Note the weight that Lenin attaches to democracy in socialist society and working class initiative. Do we share his view? To a degree, but I would argue that a re-centering of the working class and people’s democracy at the core of our socialist vision is a necessary corrective.
(6) While the political leadership of communist, socialist and left parties and social movements is vital, in the past, our understanding of our leading role came close to substituting ourselves for the wide-ranging participation and leadership of masses of people and for a vibrant public space in which these same people gather, compare ideas, and take action.
Obviously, if this is so, we should go back to the drawing board. I did and this is what I came up with. Our role in coalition with a broader left will be to deepen our connections to the main organizations of working people, to find timely solutions to pressing problems (transformation and democratization of the state, reorganization of the economy, undoing centuries of inequality, resetting our international relations, global warming and more), to utilize a creative and critical Marxism to analyze concrete developments, to struggle for unity – working class, multi-racial, all people’s, and so forth, and to convey in everything we do a complete confidence in the creative capacities and desires of millions of people building a new society.
This last element latter was missing in some of the socialist countries of the 20th century, in no small part because the communists fell victim to a siege mentality, arising from encirclement and cold and hot war.
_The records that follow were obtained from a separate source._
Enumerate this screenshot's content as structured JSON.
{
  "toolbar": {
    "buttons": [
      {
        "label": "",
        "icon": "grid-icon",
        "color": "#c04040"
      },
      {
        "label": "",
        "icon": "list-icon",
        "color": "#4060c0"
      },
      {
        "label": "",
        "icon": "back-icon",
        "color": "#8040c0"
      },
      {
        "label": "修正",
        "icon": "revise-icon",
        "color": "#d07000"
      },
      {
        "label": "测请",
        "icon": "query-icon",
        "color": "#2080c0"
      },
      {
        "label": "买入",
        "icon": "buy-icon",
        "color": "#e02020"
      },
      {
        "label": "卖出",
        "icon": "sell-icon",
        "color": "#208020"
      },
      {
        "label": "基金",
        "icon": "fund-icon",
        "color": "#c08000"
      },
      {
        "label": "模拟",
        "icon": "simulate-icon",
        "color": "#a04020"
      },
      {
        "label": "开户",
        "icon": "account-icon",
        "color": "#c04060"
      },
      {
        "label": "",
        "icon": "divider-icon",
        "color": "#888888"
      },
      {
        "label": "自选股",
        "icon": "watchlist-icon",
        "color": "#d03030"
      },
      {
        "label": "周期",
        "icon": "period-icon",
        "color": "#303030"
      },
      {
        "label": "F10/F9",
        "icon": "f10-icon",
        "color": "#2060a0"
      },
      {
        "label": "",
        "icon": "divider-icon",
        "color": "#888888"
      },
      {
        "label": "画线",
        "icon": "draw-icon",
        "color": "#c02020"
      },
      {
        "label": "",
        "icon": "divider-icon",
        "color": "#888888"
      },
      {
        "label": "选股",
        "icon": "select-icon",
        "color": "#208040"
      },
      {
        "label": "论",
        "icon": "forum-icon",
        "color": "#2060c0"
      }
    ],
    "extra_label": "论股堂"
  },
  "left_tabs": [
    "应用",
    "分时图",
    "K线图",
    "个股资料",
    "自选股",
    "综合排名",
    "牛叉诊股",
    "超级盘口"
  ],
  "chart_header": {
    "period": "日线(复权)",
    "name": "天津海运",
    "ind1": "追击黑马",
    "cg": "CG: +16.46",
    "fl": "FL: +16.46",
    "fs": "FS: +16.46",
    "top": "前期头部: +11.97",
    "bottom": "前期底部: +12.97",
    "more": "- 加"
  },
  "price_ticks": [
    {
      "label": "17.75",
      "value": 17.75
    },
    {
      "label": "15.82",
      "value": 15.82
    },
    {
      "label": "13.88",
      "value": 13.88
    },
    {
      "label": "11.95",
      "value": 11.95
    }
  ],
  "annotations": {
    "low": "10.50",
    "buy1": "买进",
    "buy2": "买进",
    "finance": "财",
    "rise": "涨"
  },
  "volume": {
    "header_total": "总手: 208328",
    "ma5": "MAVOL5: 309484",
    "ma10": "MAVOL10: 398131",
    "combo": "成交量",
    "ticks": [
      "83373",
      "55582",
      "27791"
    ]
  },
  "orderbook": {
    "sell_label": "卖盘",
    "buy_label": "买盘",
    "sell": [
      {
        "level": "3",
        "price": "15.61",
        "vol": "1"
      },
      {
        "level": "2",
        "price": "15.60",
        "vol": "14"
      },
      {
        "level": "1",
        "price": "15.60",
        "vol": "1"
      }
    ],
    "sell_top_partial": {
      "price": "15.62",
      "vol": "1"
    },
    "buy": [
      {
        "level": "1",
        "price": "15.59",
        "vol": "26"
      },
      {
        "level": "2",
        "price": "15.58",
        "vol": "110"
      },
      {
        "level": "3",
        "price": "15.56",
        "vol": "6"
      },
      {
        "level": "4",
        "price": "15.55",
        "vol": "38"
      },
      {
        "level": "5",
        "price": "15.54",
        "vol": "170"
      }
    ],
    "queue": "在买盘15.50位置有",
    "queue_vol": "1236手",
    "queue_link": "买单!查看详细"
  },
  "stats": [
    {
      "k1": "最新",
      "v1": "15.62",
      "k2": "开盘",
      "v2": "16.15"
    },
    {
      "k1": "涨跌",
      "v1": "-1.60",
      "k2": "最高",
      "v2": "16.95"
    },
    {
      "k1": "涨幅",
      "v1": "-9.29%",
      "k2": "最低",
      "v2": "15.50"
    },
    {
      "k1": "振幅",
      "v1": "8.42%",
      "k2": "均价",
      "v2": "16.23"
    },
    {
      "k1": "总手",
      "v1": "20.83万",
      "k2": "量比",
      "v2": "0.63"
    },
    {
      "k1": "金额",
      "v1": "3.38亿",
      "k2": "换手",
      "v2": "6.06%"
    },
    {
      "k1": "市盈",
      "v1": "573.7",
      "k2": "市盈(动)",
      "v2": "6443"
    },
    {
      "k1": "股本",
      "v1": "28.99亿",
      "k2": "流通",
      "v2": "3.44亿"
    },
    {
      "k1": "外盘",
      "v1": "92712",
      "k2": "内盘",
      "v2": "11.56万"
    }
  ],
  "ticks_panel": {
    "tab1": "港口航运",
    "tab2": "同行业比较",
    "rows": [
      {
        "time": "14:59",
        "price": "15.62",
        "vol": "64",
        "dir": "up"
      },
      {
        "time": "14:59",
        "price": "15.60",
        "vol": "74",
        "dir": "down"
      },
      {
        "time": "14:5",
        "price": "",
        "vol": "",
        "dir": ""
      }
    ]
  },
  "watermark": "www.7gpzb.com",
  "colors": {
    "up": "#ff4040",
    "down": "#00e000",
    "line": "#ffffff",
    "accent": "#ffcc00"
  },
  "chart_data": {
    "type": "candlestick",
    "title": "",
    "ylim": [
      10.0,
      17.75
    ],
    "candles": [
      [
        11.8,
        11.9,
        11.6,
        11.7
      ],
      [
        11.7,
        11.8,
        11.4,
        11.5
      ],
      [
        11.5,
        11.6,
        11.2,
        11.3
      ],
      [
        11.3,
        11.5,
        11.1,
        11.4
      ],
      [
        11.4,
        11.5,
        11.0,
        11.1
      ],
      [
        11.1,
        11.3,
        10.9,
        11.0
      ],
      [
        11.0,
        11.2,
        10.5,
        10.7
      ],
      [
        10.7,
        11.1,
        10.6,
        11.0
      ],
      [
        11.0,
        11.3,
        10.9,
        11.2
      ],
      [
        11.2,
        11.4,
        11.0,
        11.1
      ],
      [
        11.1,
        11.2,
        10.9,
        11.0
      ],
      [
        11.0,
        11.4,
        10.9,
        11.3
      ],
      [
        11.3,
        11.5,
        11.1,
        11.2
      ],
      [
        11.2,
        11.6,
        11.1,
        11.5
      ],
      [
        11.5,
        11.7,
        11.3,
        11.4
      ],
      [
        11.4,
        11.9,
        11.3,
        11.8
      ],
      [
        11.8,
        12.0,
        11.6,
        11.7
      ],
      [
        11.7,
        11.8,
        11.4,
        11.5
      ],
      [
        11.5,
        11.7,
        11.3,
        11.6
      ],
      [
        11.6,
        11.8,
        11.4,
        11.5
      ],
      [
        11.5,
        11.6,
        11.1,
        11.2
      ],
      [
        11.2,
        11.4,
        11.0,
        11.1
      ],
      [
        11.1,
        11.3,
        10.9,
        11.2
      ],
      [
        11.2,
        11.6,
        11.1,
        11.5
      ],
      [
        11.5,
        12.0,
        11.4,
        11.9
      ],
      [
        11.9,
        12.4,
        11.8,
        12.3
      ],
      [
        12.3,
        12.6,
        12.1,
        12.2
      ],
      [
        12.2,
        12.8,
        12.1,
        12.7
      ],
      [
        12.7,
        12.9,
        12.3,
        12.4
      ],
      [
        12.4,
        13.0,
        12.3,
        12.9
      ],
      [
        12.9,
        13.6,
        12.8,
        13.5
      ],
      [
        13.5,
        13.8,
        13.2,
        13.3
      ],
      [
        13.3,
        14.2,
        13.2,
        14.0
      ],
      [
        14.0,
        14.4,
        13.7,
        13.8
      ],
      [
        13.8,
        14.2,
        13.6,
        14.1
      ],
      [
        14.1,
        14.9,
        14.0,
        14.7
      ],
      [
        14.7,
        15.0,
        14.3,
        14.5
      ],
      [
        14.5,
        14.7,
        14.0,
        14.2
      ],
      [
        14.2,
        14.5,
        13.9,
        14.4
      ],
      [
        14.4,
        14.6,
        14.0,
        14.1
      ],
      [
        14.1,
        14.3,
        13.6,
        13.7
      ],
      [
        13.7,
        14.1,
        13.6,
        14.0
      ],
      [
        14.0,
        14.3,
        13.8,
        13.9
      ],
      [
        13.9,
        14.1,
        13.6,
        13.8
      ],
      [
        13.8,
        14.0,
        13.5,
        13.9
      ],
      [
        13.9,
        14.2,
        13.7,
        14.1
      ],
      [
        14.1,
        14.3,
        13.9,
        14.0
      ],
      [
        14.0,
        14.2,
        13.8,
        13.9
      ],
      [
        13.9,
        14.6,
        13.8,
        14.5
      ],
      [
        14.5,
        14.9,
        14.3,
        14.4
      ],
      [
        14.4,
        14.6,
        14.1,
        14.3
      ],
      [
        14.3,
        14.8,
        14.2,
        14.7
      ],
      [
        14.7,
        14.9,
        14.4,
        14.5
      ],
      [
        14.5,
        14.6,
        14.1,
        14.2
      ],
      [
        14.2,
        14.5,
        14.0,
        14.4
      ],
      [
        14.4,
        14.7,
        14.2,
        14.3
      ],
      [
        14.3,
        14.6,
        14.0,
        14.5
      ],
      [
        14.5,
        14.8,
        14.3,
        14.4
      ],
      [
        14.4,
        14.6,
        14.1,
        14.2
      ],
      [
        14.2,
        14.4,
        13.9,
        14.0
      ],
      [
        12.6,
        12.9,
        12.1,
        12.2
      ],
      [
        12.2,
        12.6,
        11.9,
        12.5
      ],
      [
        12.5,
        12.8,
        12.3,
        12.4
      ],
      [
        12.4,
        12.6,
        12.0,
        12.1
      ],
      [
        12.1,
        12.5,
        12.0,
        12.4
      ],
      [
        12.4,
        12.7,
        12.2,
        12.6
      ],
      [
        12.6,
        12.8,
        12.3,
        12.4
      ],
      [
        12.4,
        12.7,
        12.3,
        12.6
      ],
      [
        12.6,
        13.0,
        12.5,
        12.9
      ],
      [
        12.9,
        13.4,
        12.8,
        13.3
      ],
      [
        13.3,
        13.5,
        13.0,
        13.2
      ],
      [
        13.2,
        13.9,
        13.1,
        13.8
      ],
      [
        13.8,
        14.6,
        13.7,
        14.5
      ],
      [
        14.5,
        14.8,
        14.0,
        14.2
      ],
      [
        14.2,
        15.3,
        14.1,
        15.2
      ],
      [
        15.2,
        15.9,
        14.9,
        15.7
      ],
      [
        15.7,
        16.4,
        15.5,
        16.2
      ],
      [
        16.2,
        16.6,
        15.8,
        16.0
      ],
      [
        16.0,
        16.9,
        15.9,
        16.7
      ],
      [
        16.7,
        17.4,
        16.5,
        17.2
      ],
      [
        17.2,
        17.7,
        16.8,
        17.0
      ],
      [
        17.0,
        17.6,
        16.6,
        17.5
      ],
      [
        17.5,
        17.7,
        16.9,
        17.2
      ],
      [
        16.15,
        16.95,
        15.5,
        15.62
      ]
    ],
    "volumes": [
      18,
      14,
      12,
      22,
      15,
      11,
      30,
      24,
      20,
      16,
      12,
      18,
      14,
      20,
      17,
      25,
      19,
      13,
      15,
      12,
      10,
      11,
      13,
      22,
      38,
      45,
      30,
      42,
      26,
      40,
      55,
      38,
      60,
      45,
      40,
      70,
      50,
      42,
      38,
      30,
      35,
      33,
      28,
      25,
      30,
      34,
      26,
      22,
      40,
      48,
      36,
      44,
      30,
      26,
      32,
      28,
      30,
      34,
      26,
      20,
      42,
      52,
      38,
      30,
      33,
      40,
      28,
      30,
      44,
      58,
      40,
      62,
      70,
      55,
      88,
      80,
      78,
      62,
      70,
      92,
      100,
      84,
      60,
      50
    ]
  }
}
As a result, there was a tendency to “circle the wagons” and turn the working class into a passive, and increasingly jaded observer of socialism, especially when the deeds and performance of communists didn’t match their ideals and ideological claims.
(7) The process of radical change is inevitably very messy; pure forms are only found in textbooks. Think of the major turning points in our nation’s history – every one was complex and contradictory, from the war for independence, to the Civil War, the Depression, the Civil Rights movement, and more.
The struggle for socialism will be complex too, and will bring a broad and diverse coalition with varied outlooks and interests into motion. And while we fight for the leadership of the multi-racial, multi-national working class in the coalition and for its deep imprint on the political process, we also search for strategic and tactical alliances. At times this dual task will cause tensions, sometimes strongly felt ones, but the resolution of these tensions is condition for radical change.
(8) The economic model of 21st century socialism should give priority to sustainability, not growth without limits. Socialist production can’t be narrowly focused on inputs and outputs, nor should purely quantitative criteria be used to measure efficiency and determine economic goals. New socialist production (and consumption) models are imperative. Both must economize on natural resources and protect the planet and its various ecological systems. The future of living things that inhabit this earth could depend on it.
That said, we cannot wait for socialism to address the dangers of climate change and environmental degradation. That must be done now. We are approaching tipping points which if reached will give global warming a momentum that human actions will have little or no control over.
Standing in the way, as you would guess, is right wing extremism and powerful global corporations – energy, military, and otherwise. And only a broad movement of the working class in close alliance with the African American, Mexican American and other oppressed peoples, women, youth, seniors other social movements, and some sections of business – big and small stands a ghost’s chance of defeating this entrenched and powerful political bloc and, in doing so, open a road to socialism.